> Work item:
Output the data below in full, character for character.

> Entries provided:
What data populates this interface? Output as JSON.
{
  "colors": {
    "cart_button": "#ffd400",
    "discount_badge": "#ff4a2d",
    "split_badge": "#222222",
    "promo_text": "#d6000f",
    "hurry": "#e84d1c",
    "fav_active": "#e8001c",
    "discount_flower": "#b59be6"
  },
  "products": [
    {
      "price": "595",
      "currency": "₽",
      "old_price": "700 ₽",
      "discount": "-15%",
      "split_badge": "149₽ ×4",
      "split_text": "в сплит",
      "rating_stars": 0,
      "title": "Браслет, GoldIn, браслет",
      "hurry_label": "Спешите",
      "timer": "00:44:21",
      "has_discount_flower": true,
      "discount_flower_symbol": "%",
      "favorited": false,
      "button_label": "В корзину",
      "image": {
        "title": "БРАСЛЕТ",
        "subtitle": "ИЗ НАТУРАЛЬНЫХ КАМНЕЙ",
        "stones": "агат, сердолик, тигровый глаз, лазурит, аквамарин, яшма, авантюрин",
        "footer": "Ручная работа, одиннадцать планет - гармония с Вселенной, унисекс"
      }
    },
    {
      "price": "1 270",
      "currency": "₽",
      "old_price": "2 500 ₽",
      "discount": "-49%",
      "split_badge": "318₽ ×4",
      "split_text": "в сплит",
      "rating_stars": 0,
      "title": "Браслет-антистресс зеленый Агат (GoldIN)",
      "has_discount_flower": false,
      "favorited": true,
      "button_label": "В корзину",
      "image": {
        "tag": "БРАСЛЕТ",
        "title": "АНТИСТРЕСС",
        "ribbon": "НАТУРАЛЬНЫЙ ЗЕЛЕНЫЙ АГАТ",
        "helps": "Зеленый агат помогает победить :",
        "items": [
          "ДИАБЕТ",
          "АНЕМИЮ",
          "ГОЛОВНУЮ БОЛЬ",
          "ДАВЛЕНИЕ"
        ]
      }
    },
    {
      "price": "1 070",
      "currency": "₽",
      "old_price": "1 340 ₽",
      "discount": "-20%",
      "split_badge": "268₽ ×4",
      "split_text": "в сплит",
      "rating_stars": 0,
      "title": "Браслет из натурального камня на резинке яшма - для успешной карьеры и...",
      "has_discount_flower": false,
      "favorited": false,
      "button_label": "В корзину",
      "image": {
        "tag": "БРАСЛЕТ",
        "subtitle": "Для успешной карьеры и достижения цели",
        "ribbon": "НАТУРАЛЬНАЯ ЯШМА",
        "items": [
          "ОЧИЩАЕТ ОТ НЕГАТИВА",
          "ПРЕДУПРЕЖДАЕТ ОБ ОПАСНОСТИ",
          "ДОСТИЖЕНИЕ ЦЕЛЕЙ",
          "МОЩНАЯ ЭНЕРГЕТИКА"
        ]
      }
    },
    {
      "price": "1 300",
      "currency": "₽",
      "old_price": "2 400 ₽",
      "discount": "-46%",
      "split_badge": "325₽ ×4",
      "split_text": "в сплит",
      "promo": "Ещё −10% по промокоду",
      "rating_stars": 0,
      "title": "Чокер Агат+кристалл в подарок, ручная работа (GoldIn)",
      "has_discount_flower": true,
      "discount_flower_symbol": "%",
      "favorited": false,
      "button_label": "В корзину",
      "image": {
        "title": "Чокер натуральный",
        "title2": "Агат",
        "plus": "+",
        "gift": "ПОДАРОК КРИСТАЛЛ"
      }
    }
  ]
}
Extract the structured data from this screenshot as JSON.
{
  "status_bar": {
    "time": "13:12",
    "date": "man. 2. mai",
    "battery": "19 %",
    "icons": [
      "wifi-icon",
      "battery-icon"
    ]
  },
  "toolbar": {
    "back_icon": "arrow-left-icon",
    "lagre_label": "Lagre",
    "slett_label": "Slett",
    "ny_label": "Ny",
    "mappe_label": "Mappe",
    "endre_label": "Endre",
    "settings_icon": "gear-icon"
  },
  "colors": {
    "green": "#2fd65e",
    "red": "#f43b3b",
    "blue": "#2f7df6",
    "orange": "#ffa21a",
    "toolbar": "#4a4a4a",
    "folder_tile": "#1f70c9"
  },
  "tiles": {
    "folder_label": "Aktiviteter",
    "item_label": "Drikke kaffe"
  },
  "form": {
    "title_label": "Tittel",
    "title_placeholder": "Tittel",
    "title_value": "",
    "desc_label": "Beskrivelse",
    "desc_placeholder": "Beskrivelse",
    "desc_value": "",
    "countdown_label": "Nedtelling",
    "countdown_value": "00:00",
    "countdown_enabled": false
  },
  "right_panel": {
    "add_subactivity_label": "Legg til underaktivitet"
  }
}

> Task response:
What data populates this interface? Output as JSON.
{
  "colors": {
    "cart_button": "#ffd400",
    "discount_badge": "#ff4a2d",
    "split_badge": "#222222",
    "promo_text": "#d6000f",
    "hurry": "#e84d1c",
    "fav_active": "#e8001c",
    "discount_flower": "#b59be6"
  },
  "products": [
    {
      "price": "595",
      "currency": "₽",
      "old_price": "700 ₽",
      "discount": "-15%",
      "split_badge": "149₽ ×4",
      "split_text": "в сплит",
      "rating_stars": 0,
      "title": "Браслет, GoldIn, браслет",
      "hurry_label": "Спешите",
      "timer": "00:44:21",
      "has_discount_flower": true,
      "discount_flower_symbol": "%",
      "favorited": false,
      "button_label": "В корзину",
      "image": {
        "title": "БРАСЛЕТ",
        "subtitle": "ИЗ НАТУРАЛЬНЫХ КАМНЕЙ",
        "stones": "агат, сердолик, тигровый глаз, лазурит, аквамарин, яшма, авантюрин",
        "footer": "Ручная работа, одиннадцать планет - гармония с Вселенной, унисекс"
      }
    },
    {
      "price": "1 270",
      "currency": "₽",
      "old_price": "2 500 ₽",
      "discount": "-49%",
      "split_badge": "318₽ ×4",
      "split_text": "в сплит",
      "rating_stars": 0,
      "title": "Браслет-антистресс зеленый Агат (GoldIN)",
      "has_discount_flower": false,
      "favorited": true,
      "button_label": "В корзину",
      "image": {
        "tag": "БРАСЛЕТ",
        "title": "АНТИСТРЕСС",
        "ribbon": "НАТУРАЛЬНЫЙ ЗЕЛЕНЫЙ АГАТ",
        "helps": "Зеленый агат помогает победить :",
        "items": [
          "ДИАБЕТ",
          "АНЕМИЮ",
          "ГОЛОВНУЮ БОЛЬ",
          "ДАВЛЕНИЕ"
        ]
      }
    },
    {
      "price": "1 070",
      "currency": "₽",
      "old_price": "1 340 ₽",
      "discount": "-20%",
      "split_badge": "268₽ ×4",
      "split_text": "в сплит",
      "rating_stars": 0,
      "title": "Браслет из натурального камня на резинке яшма - для успешной карьеры и...",
      "has_discount_flower": false,
      "favorited": false,
      "button_label": "В корзину",
      "image": {
        "tag": "БРАСЛЕТ",
        "subtitle": "Для успешной карьеры и достижения цели",
        "ribbon": "НАТУРАЛЬНАЯ ЯШМА",
        "items": [
          "ОЧИЩАЕТ ОТ НЕГАТИВА",
          "ПРЕДУПРЕЖДАЕТ ОБ ОПАСНОСТИ",
          "ДОСТИЖЕНИЕ ЦЕЛЕЙ",
          "МОЩНАЯ ЭНЕРГЕТИКА"
        ]
      }
    },
    {
      "price": "1 300",
      "currency": "₽",
      "old_price": "2 400 ₽",
      "discount": "-46%",
      "split_badge": "325₽ ×4",
      "split_text": "в сплит",
      "promo": "Ещё −10% по промокоду",
      "rating_stars": 0,
      "title": "Чокер Агат+кристалл в подарок, ручная работа (GoldIn)",
      "has_discount_flower": true,
      "discount_flower_symbol": "%",
      "favorited": false,
      "button_label": "В корзину",
      "image": {
        "title": "Чокер натуральный",
        "title2": "Агат",
        "plus": "+",
        "gift": "ПОДАРОК КРИСТАЛЛ"
      }
    }
  ]
}
Extract the structured data from this screenshot as JSON.
{
  "status_bar": {
    "time": "13:12",
    "date": "man. 2. mai",
    "battery": "19 %",
    "icons": [
      "wifi-icon",
      "battery-icon"
    ]
  },
  "toolbar": {
    "back_icon": "arrow-left-icon",
    "lagre_label": "Lagre",
    "slett_label": "Slett",
    "ny_label": "Ny",
    "mappe_label": "Mappe",
    "endre_label": "Endre",
    "settings_icon": "gear-icon"
  },
  "colors": {
    "green": "#2fd65e",
    "red": "#f43b3b",
    "blue": "#2f7df6",
    "orange": "#ffa21a",
    "toolbar": "#4a4a4a",
    "folder_tile": "#1f70c9"
  },
  "tiles": {
    "folder_label": "Aktiviteter",
    "item_label": "Drikke kaffe"
  },
  "form": {
    "title_label": "Tittel",
    "title_placeholder": "Tittel",
    "title_value": "",
    "desc_label": "Beskrivelse",
    "desc_placeholder": "Beskrivelse",
    "desc_value": "",
    "countdown_label": "Nedtelling",
    "countdown_value": "00:00",
    "countdown_enabled": false
  },
  "right_panel": {
    "add_subactivity_label": "Legg til underaktivitet"
  }
}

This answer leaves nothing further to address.